I'm woken by the noise of popping, whether from my sore back or from my bunk bed I'm not quite sure. Stumbling out of the room, I dodge small talk from my fellow housemates who enjoy mornings more than I do. The chilly winter's morning is met with equally cold water sputtering from the shower. Through chattering teeth I complain to God that I am entitled to better conditions.
I've been lucky enough to grow up in Canada, a country with a high standard of living. I never had to think about how to get clean water, or gone to bed on an empty stomach. Compared to most, I've had it easy. And I haven't done anything special to make it this way for myself, it's just where I was born and that's the way things are here for most.
Flash forward, I've taken what was meant to be a "gap year" of travel and missionary work but has turned into over a year and a half of working with a non-profit organization: Youth With A Mission, committing to live on the other side of Canada for an additional two years as a missionary with the film industry.
Although I'm confident in what God has called me to do here for the next few years, I am struggling with my sense of entitlement.
I think I'm entitled to hot water, privacy, steady income, and a Shetland pony. Okay, maybe not the pony, but you get the message.
Entitled to comfort?
The past couple of years in missions have been spent with weeks, sometimes months, in countries where these things aren't expected, and during those seasons I adapted. I thought, "If they don't need it, I don't need it." And yet, as soon as I return to Canadian soil, my white-privilege-first-world-country hat returns to my head and I spend a day soaking in my bathtub and painting my toe nails.

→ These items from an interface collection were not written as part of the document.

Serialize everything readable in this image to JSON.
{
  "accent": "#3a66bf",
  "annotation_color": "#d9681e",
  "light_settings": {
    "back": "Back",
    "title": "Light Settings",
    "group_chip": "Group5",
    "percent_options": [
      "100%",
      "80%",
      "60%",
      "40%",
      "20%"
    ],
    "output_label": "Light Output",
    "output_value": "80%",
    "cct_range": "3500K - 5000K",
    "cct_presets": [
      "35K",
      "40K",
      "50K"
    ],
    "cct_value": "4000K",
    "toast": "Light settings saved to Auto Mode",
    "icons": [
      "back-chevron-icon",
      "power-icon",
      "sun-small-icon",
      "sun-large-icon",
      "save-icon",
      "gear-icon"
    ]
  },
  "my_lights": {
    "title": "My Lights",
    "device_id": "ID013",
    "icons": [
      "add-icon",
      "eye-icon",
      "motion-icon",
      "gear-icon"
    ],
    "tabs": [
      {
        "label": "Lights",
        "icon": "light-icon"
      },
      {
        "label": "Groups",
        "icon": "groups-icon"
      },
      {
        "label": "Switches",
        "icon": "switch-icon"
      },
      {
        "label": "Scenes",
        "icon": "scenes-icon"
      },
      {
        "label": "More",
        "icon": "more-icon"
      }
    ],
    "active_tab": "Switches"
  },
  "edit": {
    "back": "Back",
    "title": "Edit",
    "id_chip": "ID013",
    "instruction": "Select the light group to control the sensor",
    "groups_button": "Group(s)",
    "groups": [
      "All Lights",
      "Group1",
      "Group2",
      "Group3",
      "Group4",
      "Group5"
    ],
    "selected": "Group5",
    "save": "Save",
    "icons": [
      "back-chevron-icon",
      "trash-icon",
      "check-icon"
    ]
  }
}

As Western Christians, we so often get into our heads that we are entitled to comfort; both in the literal, living situation sense, and with our lives and interactions with the world as a whole.

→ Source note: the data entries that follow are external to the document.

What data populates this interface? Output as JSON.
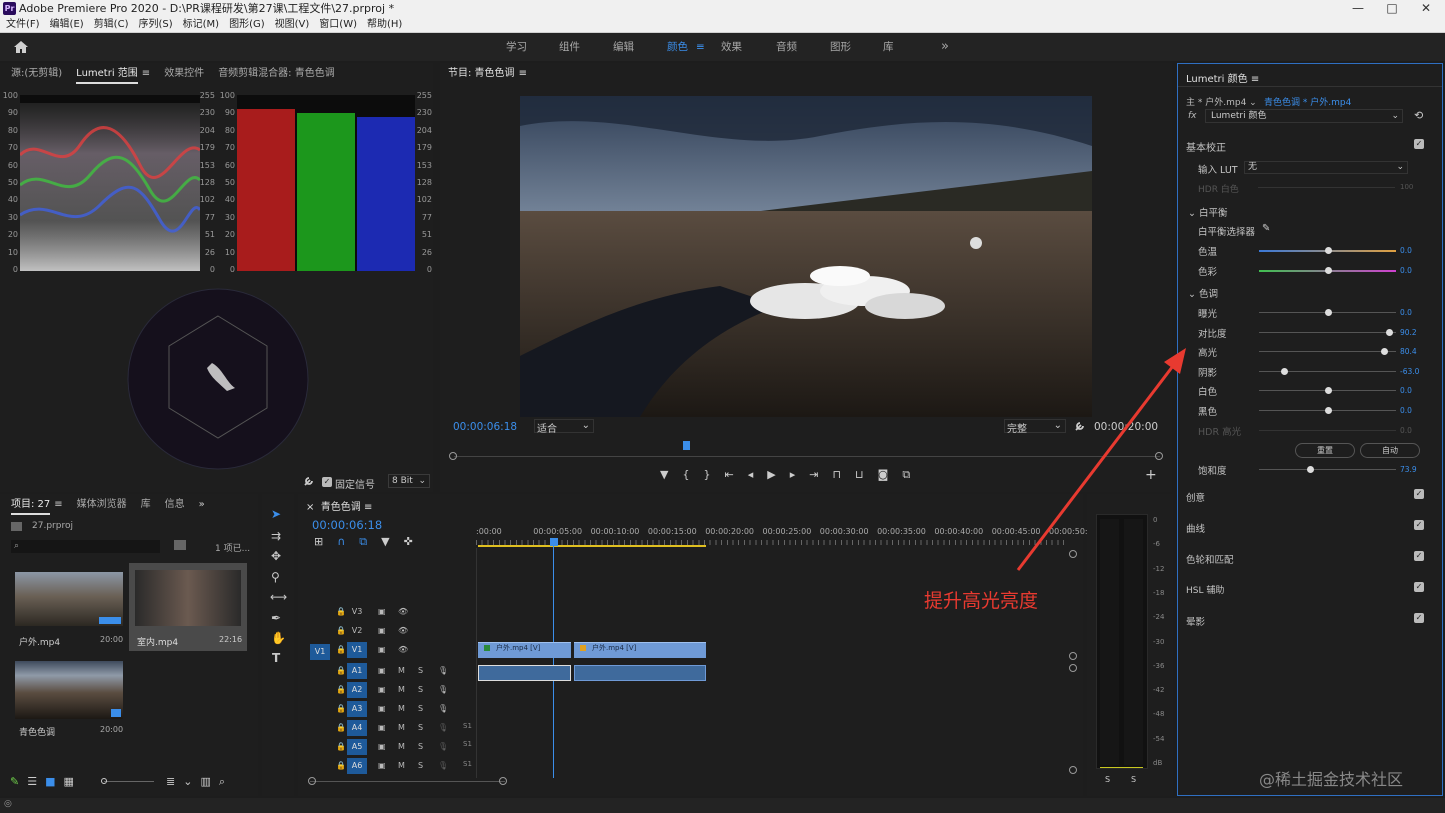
{
  "window": {
    "app_icon": "Pr",
    "title": "Adobe Premiere Pro 2020 - D:\\PR课程研发\\第27课\\工程文件\\27.prproj *",
    "minimize": "—",
    "maximize": "□",
    "close": "✕"
  },
  "menu": [
    "文件(F)",
    "编辑(E)",
    "剪辑(C)",
    "序列(S)",
    "标记(M)",
    "图形(G)",
    "视图(V)",
    "窗口(W)",
    "帮助(H)"
  ],
  "workspaces": [
    "学习",
    "组件",
    "编辑",
    "颜色",
    "效果",
    "音频",
    "图形",
    "库"
  ],
  "active_workspace": "颜色",
  "more_glyph": "»",
  "scopes": {
    "tabs": [
      "源:(无剪辑)",
      "Lumetri 范围",
      "效果控件",
      "音频剪辑混合器: 青色色调"
    ],
    "left_scale": [
      "100",
      "90",
      "80",
      "70",
      "60",
      "50",
      "40",
      "30",
      "20",
      "10",
      "0"
    ],
    "right_scale": [
      "255",
      "230",
      "204",
      "179",
      "153",
      "128",
      "102",
      "77",
      "51",
      "26",
      "0"
    ],
    "fixed_signal": "固定信号",
    "bit_depth": "8 Bit"
  },
  "program": {
    "title": "节目: 青色色调",
    "timecode": "00:00:06:18",
    "fit": "适合",
    "quality": "完整",
    "end_timecode": "00:00:20:00"
  },
  "project": {
    "tabs": [
      "项目: 27",
      "媒体浏览器",
      "库",
      "信息"
    ],
    "file": "27.prproj",
    "items_count": "1 项已...",
    "items": [
      {
        "name": "户外.mp4",
        "duration": "20:00"
      },
      {
        "name": "室内.mp4",
        "duration": "22:16"
      },
      {
        "name": "青色色调",
        "duration": "20:00"
      }
    ]
  },
  "timeline": {
    "title": "青色色调",
    "timecode": "00:00:06:18",
    "ruler": [
      ":00:00",
      "00:00:05:00",
      "00:00:10:00",
      "00:00:15:00",
      "00:00:20:00",
      "00:00:25:00",
      "00:00:30:00",
      "00:00:35:00",
      "00:00:40:00",
      "00:00:45:00",
      "00:00:50:0"
    ],
    "video_tracks": [
      "V3",
      "V2",
      "V1"
    ],
    "audio_tracks": [
      "A1",
      "A2",
      "A3",
      "A4",
      "A5",
      "A6"
    ],
    "clips": {
      "v1a": "户外.mp4 [V]",
      "v1b": "户外.mp4 [V]"
    },
    "s1": "S1"
  },
  "meter": {
    "scale": [
      "0",
      "-6",
      "-12",
      "-18",
      "-24",
      "-30",
      "-36",
      "-42",
      "-48",
      "-54",
      "dB"
    ],
    "solo": [
      "S",
      "S"
    ]
  },
  "lumetri": {
    "title": "Lumetri 颜色",
    "master": "主 * 户外.mp4",
    "clip": "青色色调 * 户外.mp4",
    "fx": "Lumetri 颜色",
    "basic": "基本校正",
    "input_lut_label": "输入 LUT",
    "input_lut_value": "无",
    "hdr_white": "HDR 白色",
    "hdr_white_val": "100",
    "wb_section": "白平衡",
    "wb_selector": "白平衡选择器",
    "temp": "色温",
    "temp_val": "0.0",
    "tint": "色彩",
    "tint_val": "0.0",
    "tone_section": "色调",
    "exposure": "曝光",
    "exposure_val": "0.0",
    "contrast": "对比度",
    "contrast_val": "90.2",
    "highlights": "高光",
    "highlights_val": "80.4",
    "shadows": "阴影",
    "shadows_val": "-63.0",
    "whites": "白色",
    "whites_val": "0.0",
    "blacks": "黑色",
    "blacks_val": "0.0",
    "hdr_spec": "HDR 高光",
    "hdr_spec_val": "0.0",
    "reset": "重置",
    "auto": "自动",
    "saturation": "饱和度",
    "saturation_val": "73.9",
    "sections": [
      "创意",
      "曲线",
      "色轮和匹配",
      "HSL 辅助",
      "晕影"
    ]
  },
  "annotation": "提升高光亮度",
  "watermark": "@稀土掘金技术社区"
}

We shed a tear and shake our heads at the injustice and persecution of Christians in places like the Middle East, yet we cry to the heavens when a friend or co-worker challenges us on our beliefs, or when we can't find a good parking spot.
We think that we are the exception—that things that happen in other countries could never happen to us. We've all prayed "the prayer", doesn't this mean God will protect and take care of us and that all will be simple? No.
The Lord cares for our every need and He upholds His promises to care for us as a father would. That being said, the Bible is chalked full of His disciples facing treacherous oppression and torturous deaths. Not to mention Jesus Himself.
I am definitely a work in progress on grasping this concept. I have moments of epiphany where I meditate on this truth, yet as soon as I check my bank account to buy groceries I'm having it out with God once again. It's definitely a reality that's easier said than done.
Yet, my God is gracious, and slow to anger. He never seems to tire with me through my ups and downs of adjusting to my new reality as a full time missionary, even if it is in my native country.
He has provided me with loving friends and family, and reminds me that all I could ever need rests with Him alone. Nothing and no one from this earth could fulfil my every need in the way that He does. And with that, we can find true comfort.
Miranda Bersaglio works in the film industry with a Christian organisation, "Youth With A Mission" in Quebec, Canada. During her free time, she can be found making films, writing stories, and getting lost in a good book.
Miranda Bersaglio's previous articles may be viewed at http://www.pressserviceinternational.org/miranda-bersaglio.html